Goal of the exercise: Please return all lines from the records below that include the string "公司内部应由谁来准备公司核心数据表".

== == ==

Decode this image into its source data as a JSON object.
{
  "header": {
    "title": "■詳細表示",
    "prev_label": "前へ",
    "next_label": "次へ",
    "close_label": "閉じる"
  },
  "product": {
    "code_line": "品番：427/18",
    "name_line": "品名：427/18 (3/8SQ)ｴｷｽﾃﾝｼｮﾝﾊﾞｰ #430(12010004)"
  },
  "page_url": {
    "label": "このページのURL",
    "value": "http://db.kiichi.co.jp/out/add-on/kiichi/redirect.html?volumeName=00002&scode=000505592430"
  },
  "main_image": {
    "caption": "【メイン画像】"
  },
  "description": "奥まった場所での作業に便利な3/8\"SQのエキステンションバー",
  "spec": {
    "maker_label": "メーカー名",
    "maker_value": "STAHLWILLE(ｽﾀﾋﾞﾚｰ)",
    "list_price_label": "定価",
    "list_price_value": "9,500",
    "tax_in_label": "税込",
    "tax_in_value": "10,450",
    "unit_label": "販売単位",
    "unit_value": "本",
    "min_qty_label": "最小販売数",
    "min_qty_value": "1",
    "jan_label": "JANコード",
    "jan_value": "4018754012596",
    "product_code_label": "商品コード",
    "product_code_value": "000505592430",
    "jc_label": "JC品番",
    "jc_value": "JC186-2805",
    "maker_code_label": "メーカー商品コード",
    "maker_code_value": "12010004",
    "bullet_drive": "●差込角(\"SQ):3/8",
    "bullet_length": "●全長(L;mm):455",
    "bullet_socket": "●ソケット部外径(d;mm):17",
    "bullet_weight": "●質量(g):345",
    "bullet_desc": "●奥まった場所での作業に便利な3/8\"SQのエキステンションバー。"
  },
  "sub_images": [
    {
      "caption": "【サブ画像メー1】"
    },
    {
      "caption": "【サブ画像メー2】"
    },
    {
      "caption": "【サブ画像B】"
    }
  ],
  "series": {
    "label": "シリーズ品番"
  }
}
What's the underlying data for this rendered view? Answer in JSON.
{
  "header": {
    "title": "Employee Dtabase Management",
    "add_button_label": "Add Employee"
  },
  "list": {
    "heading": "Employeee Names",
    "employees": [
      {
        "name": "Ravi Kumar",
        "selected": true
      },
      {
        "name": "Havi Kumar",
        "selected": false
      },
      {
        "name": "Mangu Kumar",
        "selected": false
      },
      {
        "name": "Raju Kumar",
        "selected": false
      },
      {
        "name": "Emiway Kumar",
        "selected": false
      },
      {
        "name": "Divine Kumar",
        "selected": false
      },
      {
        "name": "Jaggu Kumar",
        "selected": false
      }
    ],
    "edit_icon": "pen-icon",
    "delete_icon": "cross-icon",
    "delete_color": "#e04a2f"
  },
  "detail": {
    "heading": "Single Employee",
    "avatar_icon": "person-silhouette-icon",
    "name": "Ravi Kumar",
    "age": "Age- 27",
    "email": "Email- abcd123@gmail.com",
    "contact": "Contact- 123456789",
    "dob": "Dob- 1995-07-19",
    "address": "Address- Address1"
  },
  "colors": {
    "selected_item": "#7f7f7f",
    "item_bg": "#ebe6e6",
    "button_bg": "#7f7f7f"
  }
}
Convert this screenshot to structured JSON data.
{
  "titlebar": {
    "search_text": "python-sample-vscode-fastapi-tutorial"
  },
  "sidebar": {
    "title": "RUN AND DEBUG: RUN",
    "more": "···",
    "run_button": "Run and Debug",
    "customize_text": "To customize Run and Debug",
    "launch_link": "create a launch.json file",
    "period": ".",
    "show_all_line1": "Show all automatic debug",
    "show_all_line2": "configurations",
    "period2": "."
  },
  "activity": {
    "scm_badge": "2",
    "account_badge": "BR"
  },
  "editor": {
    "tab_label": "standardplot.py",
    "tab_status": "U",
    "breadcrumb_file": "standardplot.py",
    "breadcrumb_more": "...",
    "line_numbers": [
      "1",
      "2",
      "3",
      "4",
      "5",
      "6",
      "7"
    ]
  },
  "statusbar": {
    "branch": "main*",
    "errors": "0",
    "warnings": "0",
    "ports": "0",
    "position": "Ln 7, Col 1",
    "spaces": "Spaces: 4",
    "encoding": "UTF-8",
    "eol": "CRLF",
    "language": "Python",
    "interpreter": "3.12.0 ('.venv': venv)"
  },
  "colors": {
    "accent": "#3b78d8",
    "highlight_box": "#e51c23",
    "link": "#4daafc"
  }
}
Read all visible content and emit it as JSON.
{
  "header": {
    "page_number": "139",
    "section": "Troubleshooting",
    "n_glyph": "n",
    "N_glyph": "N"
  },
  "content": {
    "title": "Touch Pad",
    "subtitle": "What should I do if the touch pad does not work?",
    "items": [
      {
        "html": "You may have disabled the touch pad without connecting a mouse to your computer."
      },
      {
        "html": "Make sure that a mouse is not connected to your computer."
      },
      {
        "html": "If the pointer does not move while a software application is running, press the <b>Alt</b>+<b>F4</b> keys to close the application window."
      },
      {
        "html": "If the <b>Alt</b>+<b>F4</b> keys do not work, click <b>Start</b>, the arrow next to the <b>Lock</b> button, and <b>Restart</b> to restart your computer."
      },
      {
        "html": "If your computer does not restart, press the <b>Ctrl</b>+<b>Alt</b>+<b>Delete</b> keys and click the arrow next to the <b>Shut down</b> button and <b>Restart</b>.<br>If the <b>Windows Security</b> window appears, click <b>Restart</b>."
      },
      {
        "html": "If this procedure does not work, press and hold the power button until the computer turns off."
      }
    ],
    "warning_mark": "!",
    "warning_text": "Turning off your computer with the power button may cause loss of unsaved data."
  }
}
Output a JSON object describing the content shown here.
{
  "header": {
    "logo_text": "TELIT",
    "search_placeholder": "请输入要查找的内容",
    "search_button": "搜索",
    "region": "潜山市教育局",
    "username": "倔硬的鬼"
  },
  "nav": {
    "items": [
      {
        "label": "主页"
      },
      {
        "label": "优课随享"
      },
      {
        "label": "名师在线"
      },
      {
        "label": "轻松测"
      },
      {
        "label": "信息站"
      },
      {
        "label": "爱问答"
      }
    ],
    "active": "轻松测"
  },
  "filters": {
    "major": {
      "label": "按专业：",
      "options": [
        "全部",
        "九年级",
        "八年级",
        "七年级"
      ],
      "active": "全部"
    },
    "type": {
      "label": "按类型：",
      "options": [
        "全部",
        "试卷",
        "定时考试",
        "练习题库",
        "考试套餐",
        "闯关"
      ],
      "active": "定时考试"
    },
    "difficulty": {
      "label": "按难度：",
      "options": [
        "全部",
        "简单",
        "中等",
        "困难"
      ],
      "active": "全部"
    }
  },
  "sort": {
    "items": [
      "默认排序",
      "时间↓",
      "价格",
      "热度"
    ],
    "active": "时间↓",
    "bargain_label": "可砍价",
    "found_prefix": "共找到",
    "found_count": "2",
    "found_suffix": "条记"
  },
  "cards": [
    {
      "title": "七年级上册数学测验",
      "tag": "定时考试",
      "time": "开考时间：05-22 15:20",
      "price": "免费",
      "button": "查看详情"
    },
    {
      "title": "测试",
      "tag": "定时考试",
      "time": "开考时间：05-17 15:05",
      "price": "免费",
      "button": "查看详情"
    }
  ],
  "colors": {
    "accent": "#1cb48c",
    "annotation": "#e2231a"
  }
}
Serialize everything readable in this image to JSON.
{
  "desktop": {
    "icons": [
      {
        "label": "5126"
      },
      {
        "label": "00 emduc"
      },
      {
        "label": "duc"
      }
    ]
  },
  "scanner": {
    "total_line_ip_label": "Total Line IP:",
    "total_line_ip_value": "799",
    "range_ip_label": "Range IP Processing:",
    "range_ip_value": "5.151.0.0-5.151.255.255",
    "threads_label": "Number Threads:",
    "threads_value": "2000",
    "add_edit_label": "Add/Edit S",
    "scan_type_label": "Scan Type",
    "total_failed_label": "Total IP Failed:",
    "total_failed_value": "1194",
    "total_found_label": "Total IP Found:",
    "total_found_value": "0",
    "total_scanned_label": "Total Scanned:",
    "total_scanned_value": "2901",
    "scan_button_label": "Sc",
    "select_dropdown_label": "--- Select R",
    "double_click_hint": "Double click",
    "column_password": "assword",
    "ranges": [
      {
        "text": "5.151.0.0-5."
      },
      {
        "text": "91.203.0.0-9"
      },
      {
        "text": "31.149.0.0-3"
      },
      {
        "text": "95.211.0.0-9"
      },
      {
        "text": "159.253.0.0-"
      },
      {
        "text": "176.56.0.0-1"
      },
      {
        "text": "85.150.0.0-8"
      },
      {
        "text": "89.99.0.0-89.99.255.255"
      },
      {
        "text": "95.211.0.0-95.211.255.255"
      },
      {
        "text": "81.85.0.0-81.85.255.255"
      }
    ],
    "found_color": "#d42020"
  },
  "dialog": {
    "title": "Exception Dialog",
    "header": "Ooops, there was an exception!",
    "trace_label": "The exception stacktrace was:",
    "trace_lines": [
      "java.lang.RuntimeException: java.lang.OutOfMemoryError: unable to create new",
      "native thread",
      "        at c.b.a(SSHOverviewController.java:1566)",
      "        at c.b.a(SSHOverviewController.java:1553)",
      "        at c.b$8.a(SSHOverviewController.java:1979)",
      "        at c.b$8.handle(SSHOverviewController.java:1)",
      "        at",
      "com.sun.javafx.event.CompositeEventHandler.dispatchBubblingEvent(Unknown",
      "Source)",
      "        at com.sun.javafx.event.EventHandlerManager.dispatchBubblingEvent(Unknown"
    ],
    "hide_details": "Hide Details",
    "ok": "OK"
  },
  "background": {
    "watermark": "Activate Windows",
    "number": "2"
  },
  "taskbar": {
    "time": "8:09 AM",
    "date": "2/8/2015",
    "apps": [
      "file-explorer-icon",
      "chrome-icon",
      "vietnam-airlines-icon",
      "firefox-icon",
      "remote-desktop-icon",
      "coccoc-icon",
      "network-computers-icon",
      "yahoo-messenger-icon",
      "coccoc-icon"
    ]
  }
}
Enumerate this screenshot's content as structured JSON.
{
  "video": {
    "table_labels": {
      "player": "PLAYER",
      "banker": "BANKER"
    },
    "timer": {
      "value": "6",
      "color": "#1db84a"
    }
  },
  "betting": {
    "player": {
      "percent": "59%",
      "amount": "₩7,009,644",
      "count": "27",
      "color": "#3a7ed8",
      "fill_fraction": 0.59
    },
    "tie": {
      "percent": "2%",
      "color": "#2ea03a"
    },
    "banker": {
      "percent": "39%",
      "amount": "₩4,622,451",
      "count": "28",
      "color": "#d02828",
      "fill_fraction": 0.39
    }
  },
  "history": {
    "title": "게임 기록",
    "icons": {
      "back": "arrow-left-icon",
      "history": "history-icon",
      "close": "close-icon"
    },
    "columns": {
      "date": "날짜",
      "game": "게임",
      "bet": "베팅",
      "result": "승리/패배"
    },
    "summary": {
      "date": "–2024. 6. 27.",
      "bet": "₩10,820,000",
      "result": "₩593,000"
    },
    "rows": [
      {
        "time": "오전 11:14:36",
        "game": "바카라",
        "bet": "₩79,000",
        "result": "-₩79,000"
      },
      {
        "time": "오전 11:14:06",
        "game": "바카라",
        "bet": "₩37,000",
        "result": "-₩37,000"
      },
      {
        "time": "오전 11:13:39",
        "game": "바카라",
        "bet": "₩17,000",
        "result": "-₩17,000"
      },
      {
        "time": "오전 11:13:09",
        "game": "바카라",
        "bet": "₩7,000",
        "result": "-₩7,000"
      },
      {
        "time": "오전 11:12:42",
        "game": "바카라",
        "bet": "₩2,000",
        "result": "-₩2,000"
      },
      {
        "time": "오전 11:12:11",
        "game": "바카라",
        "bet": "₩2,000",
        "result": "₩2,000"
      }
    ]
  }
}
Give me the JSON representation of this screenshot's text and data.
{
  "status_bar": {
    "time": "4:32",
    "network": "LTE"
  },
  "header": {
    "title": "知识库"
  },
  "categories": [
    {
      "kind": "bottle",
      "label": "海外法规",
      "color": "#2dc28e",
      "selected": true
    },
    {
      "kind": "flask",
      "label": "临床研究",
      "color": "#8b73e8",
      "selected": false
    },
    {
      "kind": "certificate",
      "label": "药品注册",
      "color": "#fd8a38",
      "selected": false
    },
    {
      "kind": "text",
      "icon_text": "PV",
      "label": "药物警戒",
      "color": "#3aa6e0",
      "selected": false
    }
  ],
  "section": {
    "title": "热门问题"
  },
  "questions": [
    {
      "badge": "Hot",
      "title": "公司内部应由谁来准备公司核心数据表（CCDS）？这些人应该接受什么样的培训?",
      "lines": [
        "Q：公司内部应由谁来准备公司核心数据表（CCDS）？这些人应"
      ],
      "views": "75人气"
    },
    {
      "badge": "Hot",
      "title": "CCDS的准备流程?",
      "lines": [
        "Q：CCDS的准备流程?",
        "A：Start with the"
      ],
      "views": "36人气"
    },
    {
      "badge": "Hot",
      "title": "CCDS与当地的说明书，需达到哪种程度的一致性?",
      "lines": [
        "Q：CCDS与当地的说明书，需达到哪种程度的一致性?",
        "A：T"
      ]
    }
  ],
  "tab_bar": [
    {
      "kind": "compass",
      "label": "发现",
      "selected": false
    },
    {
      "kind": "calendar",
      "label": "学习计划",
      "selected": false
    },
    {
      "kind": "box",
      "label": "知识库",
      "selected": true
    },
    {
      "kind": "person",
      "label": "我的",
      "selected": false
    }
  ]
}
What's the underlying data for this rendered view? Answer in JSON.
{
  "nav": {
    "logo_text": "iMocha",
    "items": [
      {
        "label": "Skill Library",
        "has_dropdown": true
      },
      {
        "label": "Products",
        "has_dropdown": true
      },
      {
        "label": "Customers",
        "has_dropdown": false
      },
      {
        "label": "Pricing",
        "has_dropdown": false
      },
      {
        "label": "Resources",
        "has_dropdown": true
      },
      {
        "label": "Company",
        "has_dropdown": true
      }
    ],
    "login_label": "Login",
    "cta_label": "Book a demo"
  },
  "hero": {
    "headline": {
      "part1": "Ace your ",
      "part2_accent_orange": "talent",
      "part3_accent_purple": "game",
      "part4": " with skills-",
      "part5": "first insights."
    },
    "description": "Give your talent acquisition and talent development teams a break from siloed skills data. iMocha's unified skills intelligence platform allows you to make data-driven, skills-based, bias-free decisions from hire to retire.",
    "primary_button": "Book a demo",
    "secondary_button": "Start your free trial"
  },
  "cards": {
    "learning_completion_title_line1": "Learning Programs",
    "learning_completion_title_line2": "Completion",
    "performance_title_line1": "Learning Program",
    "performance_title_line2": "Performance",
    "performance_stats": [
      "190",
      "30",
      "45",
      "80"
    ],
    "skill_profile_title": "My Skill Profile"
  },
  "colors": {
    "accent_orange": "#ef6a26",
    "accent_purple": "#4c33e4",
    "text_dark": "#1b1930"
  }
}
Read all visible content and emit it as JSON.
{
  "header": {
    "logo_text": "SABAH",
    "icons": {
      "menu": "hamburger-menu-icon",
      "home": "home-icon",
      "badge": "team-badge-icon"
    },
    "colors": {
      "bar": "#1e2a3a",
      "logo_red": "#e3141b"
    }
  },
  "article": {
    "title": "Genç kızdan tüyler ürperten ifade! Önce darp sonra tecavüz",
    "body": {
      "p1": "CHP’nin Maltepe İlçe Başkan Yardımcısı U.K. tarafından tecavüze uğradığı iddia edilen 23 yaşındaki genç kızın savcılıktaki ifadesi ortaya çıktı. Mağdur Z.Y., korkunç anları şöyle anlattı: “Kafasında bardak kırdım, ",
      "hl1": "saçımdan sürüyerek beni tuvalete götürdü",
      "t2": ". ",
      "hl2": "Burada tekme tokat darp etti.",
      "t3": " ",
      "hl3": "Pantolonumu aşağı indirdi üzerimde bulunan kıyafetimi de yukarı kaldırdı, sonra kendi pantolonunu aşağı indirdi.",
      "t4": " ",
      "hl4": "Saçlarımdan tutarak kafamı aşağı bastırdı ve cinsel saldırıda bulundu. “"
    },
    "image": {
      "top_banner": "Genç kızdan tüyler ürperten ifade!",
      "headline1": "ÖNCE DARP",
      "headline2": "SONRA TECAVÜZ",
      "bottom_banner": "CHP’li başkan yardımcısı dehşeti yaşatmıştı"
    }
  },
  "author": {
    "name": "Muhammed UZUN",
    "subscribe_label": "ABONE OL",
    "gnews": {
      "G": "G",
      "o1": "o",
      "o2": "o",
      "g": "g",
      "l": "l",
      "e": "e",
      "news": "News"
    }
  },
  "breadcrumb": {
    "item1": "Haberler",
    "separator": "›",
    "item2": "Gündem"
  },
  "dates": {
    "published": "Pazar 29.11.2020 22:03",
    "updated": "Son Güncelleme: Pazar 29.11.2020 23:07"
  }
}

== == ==

Solution below:
      "title": "公司内部应由谁来准备公司核心数据表（CCDS）？这些人应该接受什么样的培训?",
        "Q：公司内部应由谁来准备公司核心数据表（CCDS）？这些人应"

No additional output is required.